No. This isn't about Jeb Stuart. It is, to a degree, I suppose, about professional competence, but I'm sick of using that word in relation to what I do. I mean, how much can you really lean on competence if your whole thing is throwing paint from a stick, hoping it ends up looking like something? I'm more attracted to the notion of good luck being the residue of hard work. Although there are those who might debate sections of that language as well.
Hard work? they might ask. To which I would respond: Are you familiar with this?
There are fifty roads to Beauty, and only one of them involves blonde hair and a button nose.Probably not. I just made it up. By the way, the one road that does involve blonde hair and a button nose is called, predictably enough, the Katherine Heigl Expressway. Six lanes, both ways.
But let's not worry about her now. Let's get back to hard work. It, like beauty, comes in all sorts of shapes. And there's that business about skinning cats--you're surely familar with that? And Thurber's complaint that the hardest part of his job was convincing his wife that it involved staring out the window? Now we're getting somewhere.

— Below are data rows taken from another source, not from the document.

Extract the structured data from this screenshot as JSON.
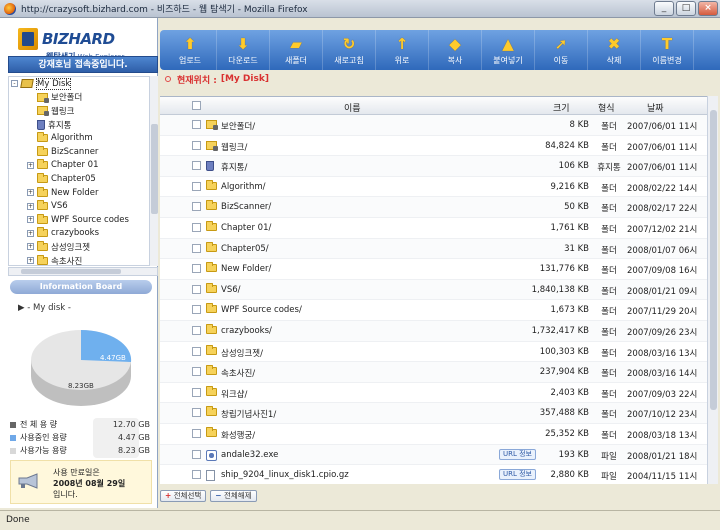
{
  "window": {
    "title": "http://crazysoft.bizhard.com - 비즈하드 - 웹 탐색기 - Mozilla Firefox",
    "status": "Done"
  },
  "app": {
    "logo": "BIZHARD",
    "logo_sub_kr": "웹탐색기",
    "logo_sub_en": "Web Explorer",
    "connect_status": "강재호님 접속중입니다."
  },
  "toolbar": [
    {
      "label": "업로드",
      "icon": "upload-icon",
      "glyph": "⬆"
    },
    {
      "label": "다운로드",
      "icon": "download-icon",
      "glyph": "⬇"
    },
    {
      "label": "새폴더",
      "icon": "new-folder-icon",
      "glyph": "▰"
    },
    {
      "label": "새로고침",
      "icon": "refresh-icon",
      "glyph": "↻"
    },
    {
      "label": "위로",
      "icon": "up-icon",
      "glyph": "↑"
    },
    {
      "label": "복사",
      "icon": "copy-icon",
      "glyph": "◆"
    },
    {
      "label": "붙여넣기",
      "icon": "paste-icon",
      "glyph": "▲"
    },
    {
      "label": "이동",
      "icon": "move-icon",
      "glyph": "➚"
    },
    {
      "label": "삭제",
      "icon": "delete-icon",
      "glyph": "✖"
    },
    {
      "label": "이름변경",
      "icon": "rename-icon",
      "glyph": "T"
    }
  ],
  "location": {
    "label": "현재위치 :",
    "path": "[My Disk]"
  },
  "tree": [
    {
      "label": "My Disk",
      "level": 0,
      "exp": "-",
      "icon": "disk"
    },
    {
      "label": "보안폴더",
      "level": 1,
      "exp": "",
      "icon": "lock"
    },
    {
      "label": "웹링크",
      "level": 1,
      "exp": "",
      "icon": "lock"
    },
    {
      "label": "휴지통",
      "level": 1,
      "exp": "",
      "icon": "trash"
    },
    {
      "label": "Algorithm",
      "level": 1,
      "exp": "",
      "icon": "folder"
    },
    {
      "label": "BizScanner",
      "level": 1,
      "exp": "",
      "icon": "folder"
    },
    {
      "label": "Chapter 01",
      "level": 1,
      "exp": "+",
      "icon": "folder"
    },
    {
      "label": "Chapter05",
      "level": 1,
      "exp": "",
      "icon": "folder"
    },
    {
      "label": "New Folder",
      "level": 1,
      "exp": "+",
      "icon": "folder"
    },
    {
      "label": "VS6",
      "level": 1,
      "exp": "+",
      "icon": "folder"
    },
    {
      "label": "WPF Source codes",
      "level": 1,
      "exp": "+",
      "icon": "folder"
    },
    {
      "label": "crazybooks",
      "level": 1,
      "exp": "+",
      "icon": "folder"
    },
    {
      "label": "삼성잉크젯",
      "level": 1,
      "exp": "+",
      "icon": "folder"
    },
    {
      "label": "속초사진",
      "level": 1,
      "exp": "+",
      "icon": "folder"
    }
  ],
  "info_board": {
    "title": "Information Board",
    "disk_label": "▶ - My disk -",
    "used_label": "4.47GB",
    "free_label": "8.23GB",
    "stats": [
      {
        "label": "전  체  용  량",
        "value": "12.70 GB",
        "color": "#666666"
      },
      {
        "label": "사용중인 용량",
        "value": "4.47 GB",
        "color": "#6fa8e8"
      },
      {
        "label": "사용가능 용량",
        "value": "8.23 GB",
        "color": "#d8d8d8"
      }
    ],
    "expiry_line1": "사용 만료일은",
    "expiry_line2": "2008년 08월 29일",
    "expiry_line3": "입니다."
  },
  "columns": {
    "name": "이름",
    "size": "크기",
    "type": "형식",
    "date": "날짜"
  },
  "files": [
    {
      "name": "보안폴더/",
      "size": "8 KB",
      "type": "폴더",
      "date": "2007/06/01 11시",
      "icon": "lock"
    },
    {
      "name": "웹링크/",
      "size": "84,824 KB",
      "type": "폴더",
      "date": "2007/06/01 11시",
      "icon": "lock"
    },
    {
      "name": "휴지통/",
      "size": "106 KB",
      "type": "휴지통",
      "date": "2007/06/01 11시",
      "icon": "trash"
    },
    {
      "name": "Algorithm/",
      "size": "9,216 KB",
      "type": "폴더",
      "date": "2008/02/22 14시",
      "icon": "folder"
    },
    {
      "name": "BizScanner/",
      "size": "50 KB",
      "type": "폴더",
      "date": "2008/02/17 22시",
      "icon": "folder"
    },
    {
      "name": "Chapter 01/",
      "size": "1,761 KB",
      "type": "폴더",
      "date": "2007/12/02 21시",
      "icon": "folder"
    },
    {
      "name": "Chapter05/",
      "size": "31 KB",
      "type": "폴더",
      "date": "2008/01/07 06시",
      "icon": "folder"
    },
    {
      "name": "New Folder/",
      "size": "131,776 KB",
      "type": "폴더",
      "date": "2007/09/08 16시",
      "icon": "folder"
    },
    {
      "name": "VS6/",
      "size": "1,840,138 KB",
      "type": "폴더",
      "date": "2008/01/21 09시",
      "icon": "folder"
    },
    {
      "name": "WPF Source codes/",
      "size": "1,673 KB",
      "type": "폴더",
      "date": "2007/11/29 20시",
      "icon": "folder"
    },
    {
      "name": "crazybooks/",
      "size": "1,732,417 KB",
      "type": "폴더",
      "date": "2007/09/26 23시",
      "icon": "folder"
    },
    {
      "name": "삼성잉크젯/",
      "size": "100,303 KB",
      "type": "폴더",
      "date": "2008/03/16 13시",
      "icon": "folder"
    },
    {
      "name": "속초사진/",
      "size": "237,904 KB",
      "type": "폴더",
      "date": "2008/03/16 14시",
      "icon": "folder"
    },
    {
      "name": "워크샵/",
      "size": "2,403 KB",
      "type": "폴더",
      "date": "2007/09/03 22시",
      "icon": "folder"
    },
    {
      "name": "창립기념사진1/",
      "size": "357,488 KB",
      "type": "폴더",
      "date": "2007/10/12 23시",
      "icon": "folder"
    },
    {
      "name": "화성행궁/",
      "size": "25,352 KB",
      "type": "폴더",
      "date": "2008/03/18 13시",
      "icon": "folder"
    },
    {
      "name": "andale32.exe",
      "size": "193 KB",
      "type": "파일",
      "date": "2008/01/21 18시",
      "icon": "exe",
      "url": "URL 정보"
    },
    {
      "name": "ship_9204_linux_disk1.cpio.gz",
      "size": "2,880 KB",
      "type": "파일",
      "date": "2004/11/15 11시",
      "icon": "file",
      "url": "URL 정보"
    }
  ],
  "actions": {
    "select_all": "전체선택",
    "deselect_all": "전체해제"
  }
}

Me? Hard work for me comes, as often as not, late at night, sitting in a chair, staring at a half-finished--or in Big Maria's case, completely finished--painting and trying to figure out what's going on, what to do next, what's wrong, what's right. Just because I have some music on, and a glass of Evan Williams in my hand (Jack Daniels is too expensive), that doesn't mean the gears aren't churning away.
The painting is easy, most of the time. Freeing. Like playing catch with somebody who can't throw back. Like pitching to Mackey Sasser, if you are up on your New York Mets lore. No--the painting is easy. It's the thinking about the painting that's hard.

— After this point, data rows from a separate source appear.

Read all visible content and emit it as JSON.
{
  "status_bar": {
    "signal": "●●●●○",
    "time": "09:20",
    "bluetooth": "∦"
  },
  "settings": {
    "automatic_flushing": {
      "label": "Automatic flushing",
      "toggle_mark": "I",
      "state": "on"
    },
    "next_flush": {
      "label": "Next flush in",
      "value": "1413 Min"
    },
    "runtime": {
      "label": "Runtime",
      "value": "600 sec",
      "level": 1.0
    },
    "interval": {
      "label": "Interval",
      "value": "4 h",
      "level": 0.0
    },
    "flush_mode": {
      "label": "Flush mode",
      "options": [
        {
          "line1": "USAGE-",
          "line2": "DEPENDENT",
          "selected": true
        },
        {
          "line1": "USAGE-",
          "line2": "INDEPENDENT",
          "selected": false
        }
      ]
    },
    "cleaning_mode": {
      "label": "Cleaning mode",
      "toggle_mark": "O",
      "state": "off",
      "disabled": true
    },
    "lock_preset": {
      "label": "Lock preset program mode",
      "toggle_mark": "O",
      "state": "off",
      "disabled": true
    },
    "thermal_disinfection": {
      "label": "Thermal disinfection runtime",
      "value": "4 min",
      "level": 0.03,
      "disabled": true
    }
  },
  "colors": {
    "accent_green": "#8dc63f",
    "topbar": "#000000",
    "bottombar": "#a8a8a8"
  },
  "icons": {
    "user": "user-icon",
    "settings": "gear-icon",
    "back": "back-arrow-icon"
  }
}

Big Maria jumps back to mind. Everytime I look at her I want to vomit. And I see her fifty times a day. Enough said.
And besides, the whole point of this post is to announce that my favorite part of Old Bobby Lee is the 50% differential between the size of one eye and the size of the other. His right eye (to your left) measures just under 4 mm in diameter. His left eye measures just over 6 mm. It is, frankly, dynamic disjuction functioning at its highest level. It is also a complete accident.
The thinking here is that if both eyes were the same size, much of the drama of the painting would be lost. As it is now, the increased size of his left eye dramatically alters the perspective of the painting, pulling that portion of his face closer to the viewer, pushing the far side of his face back into the distance. Further complementing the effect is the predominance of blue on the left side, which recedes, and red on the right side, which does whatever the opposite of recede is. Charges?

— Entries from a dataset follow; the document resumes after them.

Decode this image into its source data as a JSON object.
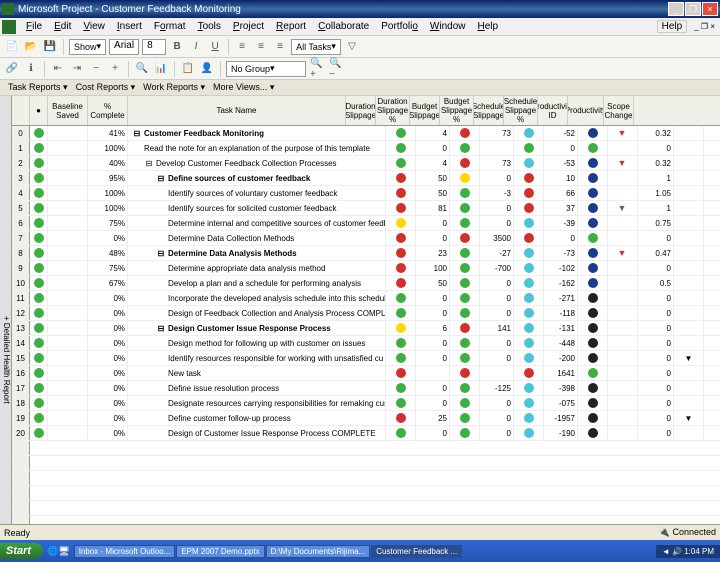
{
  "window": {
    "title": "Microsoft Project - Customer Feedback Monitoring"
  },
  "menu": {
    "file": "File",
    "edit": "Edit",
    "view": "View",
    "insert": "Insert",
    "format": "Format",
    "tools": "Tools",
    "project": "Project",
    "report": "Report",
    "collaborate": "Collaborate",
    "portfolio": "Portfolio",
    "window": "Window",
    "help": "Help",
    "typehelp": "Help",
    "closehint": "×"
  },
  "toolbar": {
    "show": "Show",
    "font": "Arial",
    "size": "8",
    "filter": "All Tasks",
    "group": "No Group"
  },
  "reports": {
    "task": "Task Reports",
    "cost": "Cost Reports",
    "work": "Work Reports",
    "more": "More Views..."
  },
  "sidebar": {
    "label": "+ Detailed Health Report"
  },
  "cols": {
    "rowid": "",
    "ind": "Baseline Saved",
    "pct": "% Complete",
    "tname": "Task Name",
    "durslip": "Duration Slippage",
    "durslippc": "Duration Slippage %",
    "budslip": "Budget Slippage",
    "budslippc": "Budget Slippage %",
    "schslip": "Schedule Slippage",
    "schslippc": "Schedule Slippage %",
    "prodid": "Productivity ID",
    "prod": "Productivity",
    "scope": "Scope Change"
  },
  "rows": [
    {
      "id": "0",
      "pct": "41%",
      "indent": 0,
      "tree": "-",
      "name": "Customer Feedback Monitoring",
      "c1": "g",
      "v1": "4",
      "c2": "r",
      "v2": "73",
      "c3": "c",
      "v3": "-52",
      "c4": "bl",
      "v4": "",
      "flag": "red",
      "prod": "0.32",
      "scope": ""
    },
    {
      "id": "1",
      "pct": "100%",
      "indent": 1,
      "tree": "",
      "name": "Read the note for an explanation of the purpose of this template",
      "c1": "g",
      "v1": "0",
      "c2": "g",
      "v2": "",
      "c3": "g",
      "v3": "0",
      "c4": "g",
      "v4": "",
      "flag": "",
      "prod": "0",
      "scope": ""
    },
    {
      "id": "2",
      "pct": "40%",
      "indent": 1,
      "tree": "-",
      "name": "Develop Customer Feedback Collection Processes",
      "c1": "g",
      "v1": "4",
      "c2": "r",
      "v2": "73",
      "c3": "c",
      "v3": "-53",
      "c4": "bl",
      "v4": "",
      "flag": "red",
      "prod": "0.32",
      "scope": ""
    },
    {
      "id": "3",
      "pct": "95%",
      "indent": 2,
      "tree": "-",
      "name": "Define sources of customer feedback",
      "c1": "r",
      "v1": "50",
      "c2": "y",
      "v2": "0",
      "c3": "r",
      "v3": "10",
      "c4": "bl",
      "v4": "",
      "flag": "",
      "prod": "1",
      "scope": ""
    },
    {
      "id": "4",
      "pct": "100%",
      "indent": 3,
      "tree": "",
      "name": "Identify sources of voluntary customer feedback",
      "c1": "r",
      "v1": "50",
      "c2": "g",
      "v2": "-3",
      "c3": "r",
      "v3": "66",
      "c4": "bl",
      "v4": "",
      "flag": "",
      "prod": "1.05",
      "scope": ""
    },
    {
      "id": "5",
      "pct": "100%",
      "indent": 3,
      "tree": "",
      "name": "Identify sources for solicited customer feedback",
      "c1": "r",
      "v1": "81",
      "c2": "g",
      "v2": "0",
      "c3": "r",
      "v3": "37",
      "c4": "bl",
      "v4": "",
      "flag": "blue",
      "prod": "1",
      "scope": ""
    },
    {
      "id": "6",
      "pct": "75%",
      "indent": 3,
      "tree": "",
      "name": "Determine internal and competitive sources of customer feedb",
      "c1": "y",
      "v1": "0",
      "c2": "g",
      "v2": "0",
      "c3": "c",
      "v3": "-39",
      "c4": "bl",
      "v4": "",
      "flag": "",
      "prod": "0.75",
      "scope": ""
    },
    {
      "id": "7",
      "pct": "0%",
      "indent": 3,
      "tree": "",
      "name": "Determine Data Collection Methods",
      "c1": "r",
      "v1": "0",
      "c2": "r",
      "v2": "3500",
      "c3": "r",
      "v3": "0",
      "c4": "g",
      "v4": "",
      "flag": "",
      "prod": "0",
      "scope": ""
    },
    {
      "id": "8",
      "pct": "48%",
      "indent": 2,
      "tree": "-",
      "name": "Determine Data Analysis Methods",
      "c1": "r",
      "v1": "23",
      "c2": "g",
      "v2": "-27",
      "c3": "c",
      "v3": "-73",
      "c4": "bl",
      "v4": "",
      "flag": "red",
      "prod": "0.47",
      "scope": ""
    },
    {
      "id": "9",
      "pct": "75%",
      "indent": 3,
      "tree": "",
      "name": "Determine appropriate data analysis method",
      "c1": "r",
      "v1": "100",
      "c2": "g",
      "v2": "-700",
      "c3": "c",
      "v3": "-102",
      "c4": "bl",
      "v4": "",
      "flag": "",
      "prod": "0",
      "scope": ""
    },
    {
      "id": "10",
      "pct": "67%",
      "indent": 3,
      "tree": "",
      "name": "Develop a plan and a schedule for performing analysis",
      "c1": "r",
      "v1": "50",
      "c2": "g",
      "v2": "0",
      "c3": "c",
      "v3": "-162",
      "c4": "bl",
      "v4": "",
      "flag": "",
      "prod": "0.5",
      "scope": ""
    },
    {
      "id": "11",
      "pct": "0%",
      "indent": 3,
      "tree": "",
      "name": "Incorporate the developed analysis schedule into this schedule",
      "c1": "g",
      "v1": "0",
      "c2": "g",
      "v2": "0",
      "c3": "c",
      "v3": "-271",
      "c4": "bk",
      "v4": "",
      "flag": "",
      "prod": "0",
      "scope": ""
    },
    {
      "id": "12",
      "pct": "0%",
      "indent": 3,
      "tree": "",
      "name": "Design of Feedback Collection and Analysis Process COMPLETE",
      "c1": "g",
      "v1": "0",
      "c2": "g",
      "v2": "0",
      "c3": "c",
      "v3": "-118",
      "c4": "bk",
      "v4": "",
      "flag": "",
      "prod": "0",
      "scope": ""
    },
    {
      "id": "13",
      "pct": "0%",
      "indent": 2,
      "tree": "-",
      "name": "Design Customer Issue Response Process",
      "c1": "y",
      "v1": "6",
      "c2": "r",
      "v2": "141",
      "c3": "c",
      "v3": "-131",
      "c4": "bk",
      "v4": "",
      "flag": "",
      "prod": "0",
      "scope": ""
    },
    {
      "id": "14",
      "pct": "0%",
      "indent": 3,
      "tree": "",
      "name": "Design method for following up with customer on issues",
      "c1": "g",
      "v1": "0",
      "c2": "g",
      "v2": "0",
      "c3": "c",
      "v3": "-448",
      "c4": "bk",
      "v4": "",
      "flag": "",
      "prod": "0",
      "scope": ""
    },
    {
      "id": "15",
      "pct": "0%",
      "indent": 3,
      "tree": "",
      "name": "Identify resources responsible for working with unsatisfied cu",
      "c1": "g",
      "v1": "0",
      "c2": "g",
      "v2": "0",
      "c3": "c",
      "v3": "-200",
      "c4": "bk",
      "v4": "",
      "flag": "",
      "prod": "0",
      "scope": "▼"
    },
    {
      "id": "16",
      "pct": "0%",
      "indent": 3,
      "tree": "",
      "name": "New task",
      "c1": "r",
      "v1": "",
      "c2": "r",
      "v2": "",
      "c3": "r",
      "v3": "1641",
      "c4": "g",
      "v4": "",
      "flag": "",
      "prod": "0",
      "scope": ""
    },
    {
      "id": "17",
      "pct": "0%",
      "indent": 3,
      "tree": "",
      "name": "Define issue resolution process",
      "c1": "g",
      "v1": "0",
      "c2": "g",
      "v2": "-125",
      "c3": "c",
      "v3": "-398",
      "c4": "bk",
      "v4": "",
      "flag": "",
      "prod": "0",
      "scope": ""
    },
    {
      "id": "18",
      "pct": "0%",
      "indent": 3,
      "tree": "",
      "name": "Designate resources carrying responsibilities for remaking custom",
      "c1": "g",
      "v1": "0",
      "c2": "g",
      "v2": "0",
      "c3": "c",
      "v3": "-075",
      "c4": "bk",
      "v4": "",
      "flag": "",
      "prod": "0",
      "scope": ""
    },
    {
      "id": "19",
      "pct": "0%",
      "indent": 3,
      "tree": "",
      "name": "Define customer follow-up process",
      "c1": "r",
      "v1": "25",
      "c2": "g",
      "v2": "0",
      "c3": "c",
      "v3": "-1957",
      "c4": "bk",
      "v4": "",
      "flag": "",
      "prod": "0",
      "scope": "▼"
    },
    {
      "id": "20",
      "pct": "0%",
      "indent": 3,
      "tree": "",
      "name": "Design of Customer Issue Response Process COMPLETE",
      "c1": "g",
      "v1": "0",
      "c2": "g",
      "v2": "0",
      "c3": "c",
      "v3": "-190",
      "c4": "bk",
      "v4": "",
      "flag": "",
      "prod": "0",
      "scope": ""
    }
  ],
  "status": {
    "ready": "Ready",
    "conn": "Connected"
  },
  "taskbar": {
    "start": "Start",
    "t1": "Inbox - Microsoft Outloo...",
    "t2": "EPM 2007 Demo.pptx",
    "t3": "D:\\My Documents\\Rijima...",
    "t4": "Customer Feedback ...",
    "time": "1:04 PM"
  }
}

Now listen, George. I want you to take about 15,000 of your boys and charge like holy hell across this big meadow and up that ridge. The idea is to crack them Union bastards in half. Right down the middle. Do it and they'll roll up like a cheap suit. Any questions? Good. Let me know how it goes.No wonder he looks sad.
I dont' have the energy to locate a appropriate Chuck Close image, even though there are tons that illustrate the point, but one of the things that makes his photographic images, and his early, super-realistic portraits made from those images, interesting is the fact that he opens his lens wide, radically compressing the camera's depth of field so that while the eyes are in focus the tip of the nose is not. Nor are the ears.
It's all the same shit. Me? It's like I'm walking with the giants.